Why not Labour?


The internet is awash with blogs and articles telling us how to vote if we want to keep the Conservatives out. They insist that we have to vote Labour (or in a few cases, Lib Dem) in 100s of seats across the country. In just a handful of seats, we’re ‘allowed’ to vote how we want.

I’m 100% for pushing the Conservatives out of government: they’re pursuing a punishing economic and social agenda that will leave Britain poorer, more divided, more unhealthy – especially in communities like ours in Leeds Central. And they’re using Brexit to try to scare us, and to drive through their toxic agenda – but that’s another story.

So, don’t we all have to vote Labour to keep them out? Nope. We’ve been told for so long that – essentially – we have a two-party system: Labour for the ‘left’, and the Conservatives for the ‘right’. But that does a huge injustice to the wide diversity of people and ideas in our society; and it isn’t working.

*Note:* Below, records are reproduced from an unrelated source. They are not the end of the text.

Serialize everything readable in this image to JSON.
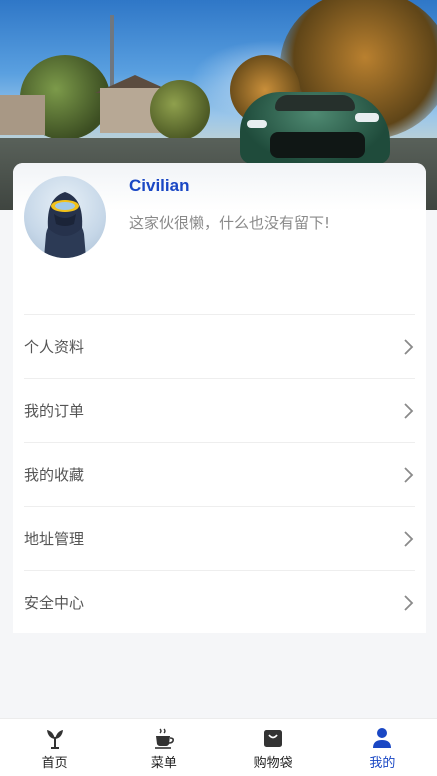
{
  "profile": {
    "name": "Civilian",
    "bio": "这家伙很懒，什么也没有留下!"
  },
  "menu": {
    "items": [
      {
        "label": "个人资料",
        "icon": "chevron-right-icon"
      },
      {
        "label": "我的订单",
        "icon": "chevron-right-icon"
      },
      {
        "label": "我的收藏",
        "icon": "chevron-right-icon"
      },
      {
        "label": "地址管理",
        "icon": "chevron-right-icon"
      },
      {
        "label": "安全中心",
        "icon": "chevron-right-icon"
      }
    ]
  },
  "tabbar": {
    "items": [
      {
        "label": "首页",
        "icon": "home-plant-icon",
        "active": false
      },
      {
        "label": "菜单",
        "icon": "coffee-cup-icon",
        "active": false
      },
      {
        "label": "购物袋",
        "icon": "shopping-bag-icon",
        "active": false
      },
      {
        "label": "我的",
        "icon": "user-icon",
        "active": true
      }
    ]
  },
  "colors": {
    "accent": "#1a47c4",
    "page_background": "#f5f6f8",
    "card_background": "#ffffff",
    "muted_text": "#8a8a8a",
    "menu_text": "#555555"
  }
}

In a few dozen marginal seats in the country (which could easily change hands), I absolutely agree people should vote Labour if they want to keep the Conservatives out. And I’m all for parties working together, forming agreements, etc. So I’m pleased the Green Party have stood aside in places like Ealing and Acton in London, to make a win more likely for the positive Labour MP there (click here to find out more). And I (amongst others) pushed successfully for Leeds Green Party to stand aside in Morley and Pudsey – the two local seats that might hopefully be neck-and-neck between Labour and the Conservatives.

But in Leeds Central, we have an opportunity. It’s a historically ‘safe’ Labour seat, and the Conservatives cannot seriously win: they (and the other parties too) don’t even actively campaign here, nor get involved locally. So you really can vote ‘outside the box’, vote for what you want.

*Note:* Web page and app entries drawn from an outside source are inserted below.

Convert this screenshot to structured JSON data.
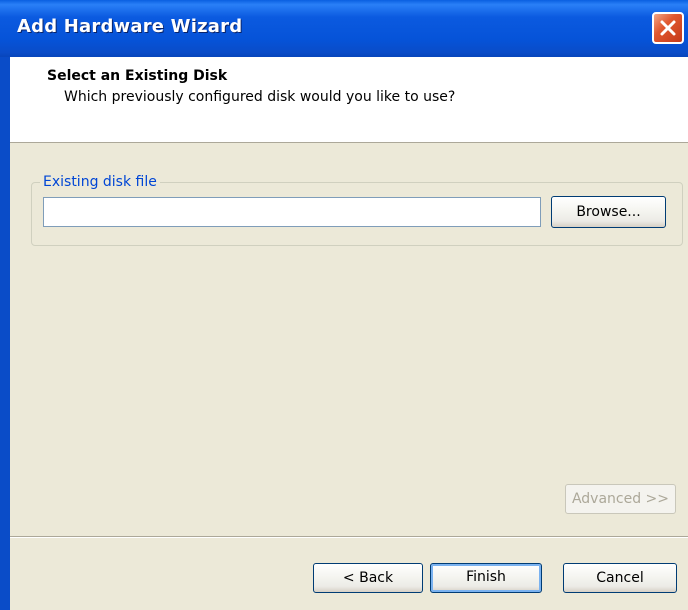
{
  "window": {
    "title": "Add Hardware Wizard",
    "close_icon": "close-icon",
    "accent_color": "#0a4cc8"
  },
  "header": {
    "title": "Select an Existing Disk",
    "subtitle": "Which previously configured disk would you like to use?"
  },
  "disk_group": {
    "label": "Existing disk file",
    "input_value": "",
    "browse_label": "Browse..."
  },
  "advanced": {
    "label": "Advanced >>",
    "enabled": false
  },
  "footer": {
    "back_label": "< Back",
    "finish_label": "Finish",
    "cancel_label": "Cancel"
  }
}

But isn’t a vote for the Greens ‘a wasted vote’? Here in Leeds Central and across the country, most people’s votes are wasted – because whoever you vote for, you always get the same party where you live. (That small number of marginal seats basically determines the national result.) That’s why the Greens are campaigning to overhaul our rotten and old-fashioned voting system – and a vote for us strengthens our hand on this, and the many other issues we’re fighting for.

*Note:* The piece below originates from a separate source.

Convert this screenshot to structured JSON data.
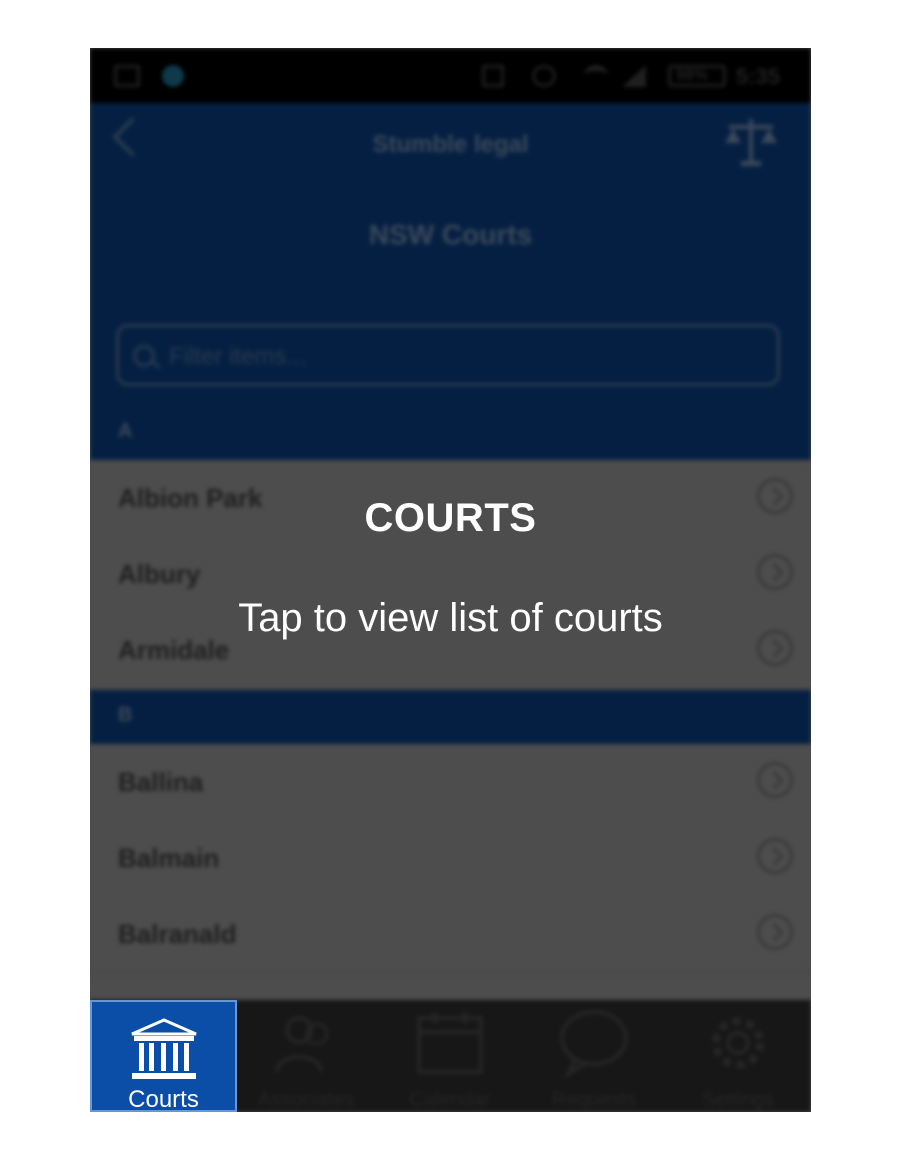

Specifically here in Leeds Central, we’ve been stifled by one-party politics for too long (and across the country, by that narrow two-party politics). That’s bad for democracy: local people deserve a credible alternative. And it’s also meant that some Labour representatives have seriously lost touch with the communities that they’re supposed to be serving.

I think our current (Labour) MP Hilary Benn is a nice guy: we have good chats when we meet. But like many local people, I sense he’s dead wrong on a range of issues: championing military adventures overseas, over the years supporting privatisation and the deregulation of the banks, arguing for the daft £110 billion Trident nuclear weapons scheme, resisting proper voting reform, supporting fracking, and more.

We need to question the status quo. We need more not fewer political voices. We need to look beyond this election, and start to build a positive political alternative. So, what if everyone voted for what they really believed in..?

(Green Party co-leader Caroline Lucas has long argued for electoral cooperation between parties, and for voting reform; image courtesy of Leeds Community Homes.)